Additionally complicating the issue, Linda Coutinho, an Eversource employee who has assisted with the Taylor/Orphanos alternate plan, said she believes the plan is in the clear easement-wise but that the directional drilling needed for burying the power lines would require an archeological survey. Rossi asked if Public Archaeological Laboratory (PAL), a Rhode Island company that has already worked on other aspects of the project, could come swifty.
Haley said he thought they could.
Jack Taylor pointed out the current plan has easement liabilities, namely on the Frescotti property, where a property line extends into the middle of Squibnocket Road. “So in addition to an easement to move the pole, you have to get an easement from him to drill under the road,” he said.

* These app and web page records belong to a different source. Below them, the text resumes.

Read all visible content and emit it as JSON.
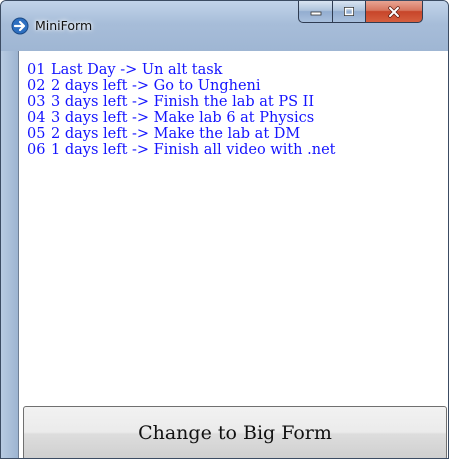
{
  "window": {
    "title": "MiniForm",
    "icon": "app-arrow-icon",
    "caption_buttons": {
      "minimize": "minimize-icon",
      "maximize": "maximize-icon",
      "close": "close-icon"
    }
  },
  "tasks": [
    {
      "num": "01",
      "text": "Last Day -> Un alt task"
    },
    {
      "num": "02",
      "text": "2 days left -> Go to Ungheni"
    },
    {
      "num": "03",
      "text": "3 days left -> Finish the lab at PS II"
    },
    {
      "num": "04",
      "text": "3 days left -> Make lab 6 at Physics"
    },
    {
      "num": "05",
      "text": "2 days left -> Make the lab at DM"
    },
    {
      "num": "06",
      "text": "1 days left -> Finish all video with .net"
    }
  ],
  "button": {
    "label": "Change to Big Form"
  },
  "colors": {
    "task_text": "#1414ff",
    "close_button": "#c7452a",
    "title_bar": "#a7bdd9"
  }
}
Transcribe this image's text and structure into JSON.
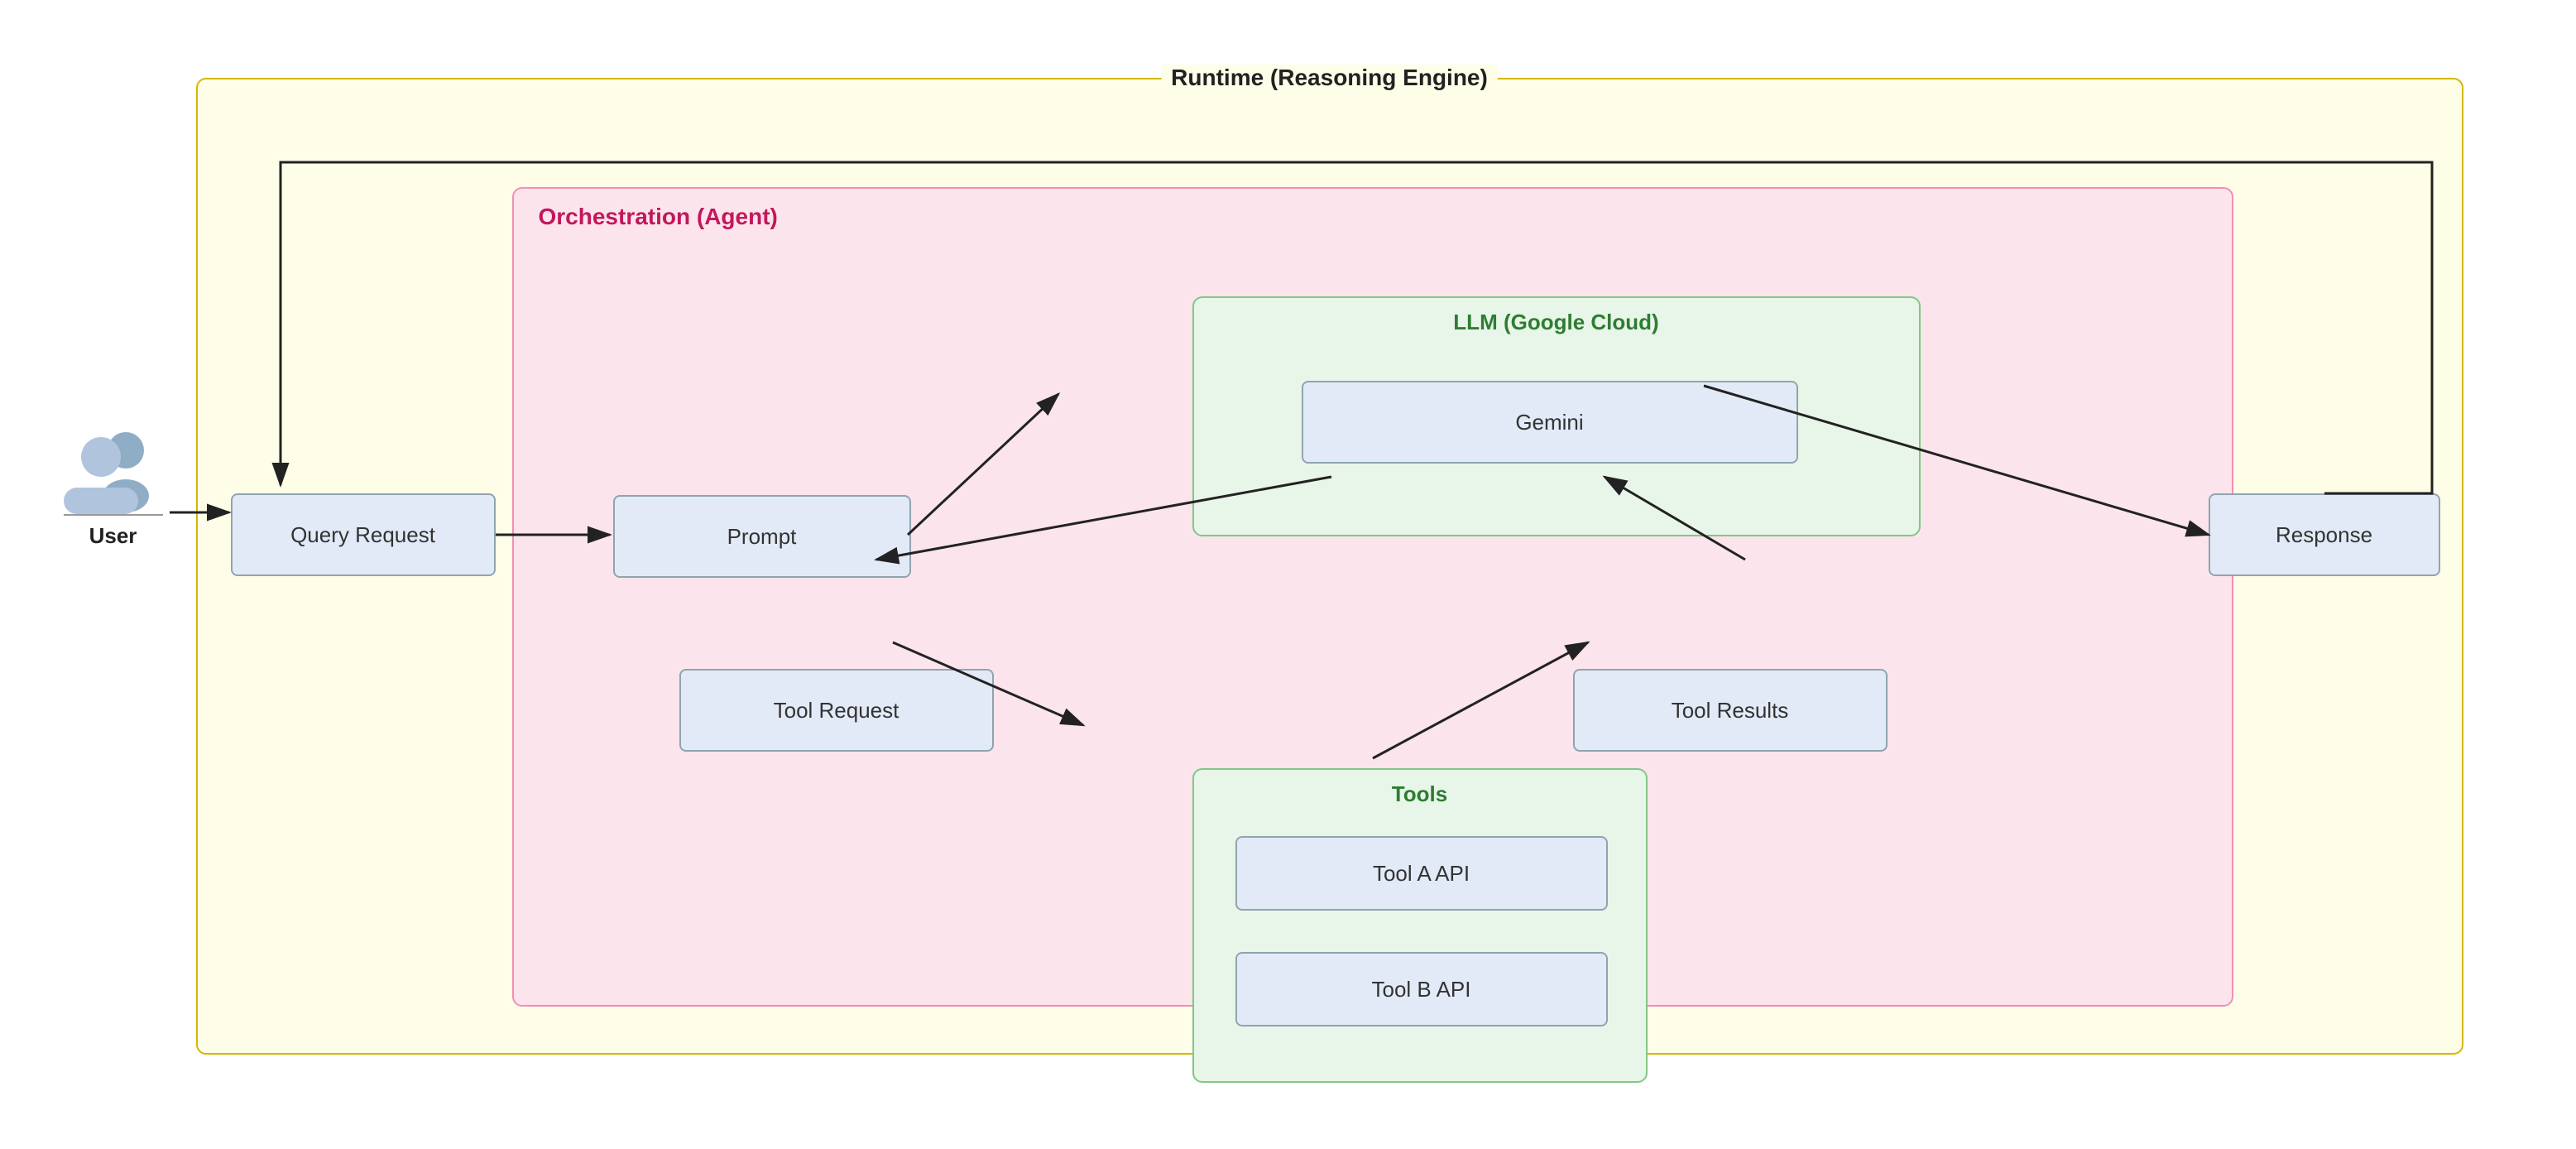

Taylor said in essence, Chilmark may not have clear title to move forward.
“Well, that could be a problem,” Rossi said.
Doty said the board is prepared to accept the original Eversource plan.
“Regardless of anybody’s concern of whether we have the legal right to do it or don’t have the legal right to do it,” he said. Doty later tempered his statement, and said if there was a better plan, the board would consider it.
The board voted unanimously to keep the hearing open until 9 am on Friday, Feb. 23.
Speaking to The Times on Wednesday, Haley said the alternate plan was now the go-to plan, and that PAL was expected to do a survey with two representatives from the Wampanoag Tribe of Gayhead (Aquinnah) in a day or two.
At the outset of the meeting, Rossi, a long-time realtor, announced he’d brokered the sale of a property on Squibnocket Road slated for a pole easement in the Eversource proposal — 16 Squibnocket Road — owned by Hasbro president John Frascotti and Sharon O’ Connor. Rossi said he’d filed a disclosure for the appearance of conflict with the town clerk and that a subsequent ethics committee review found no conflict. He said he also spoke with town counsel and Squibnocket Road residents.
In related business, Island surveyor Reid Silva and conservation committee administrator Chuck Hodgkinson said recent archaeological discoveries had tripped up the design plan for the new Squibnocket Beach parking lot.
“Thirty-three features” of significance, two of which were deemed burial in nature and unmovable, were discovered when topsoil was stripped off a berm along the road edge in preparation for the lot, Silva said.
Silva and Hodgkinson rolled out an amended design on the table before the selectmen. The amended plan adjusted elevation and changed asphalt/gravel configuration of parking lot so as not to disturb the archaeological features.
The selectmen voted 2-0 to approve the amended plan.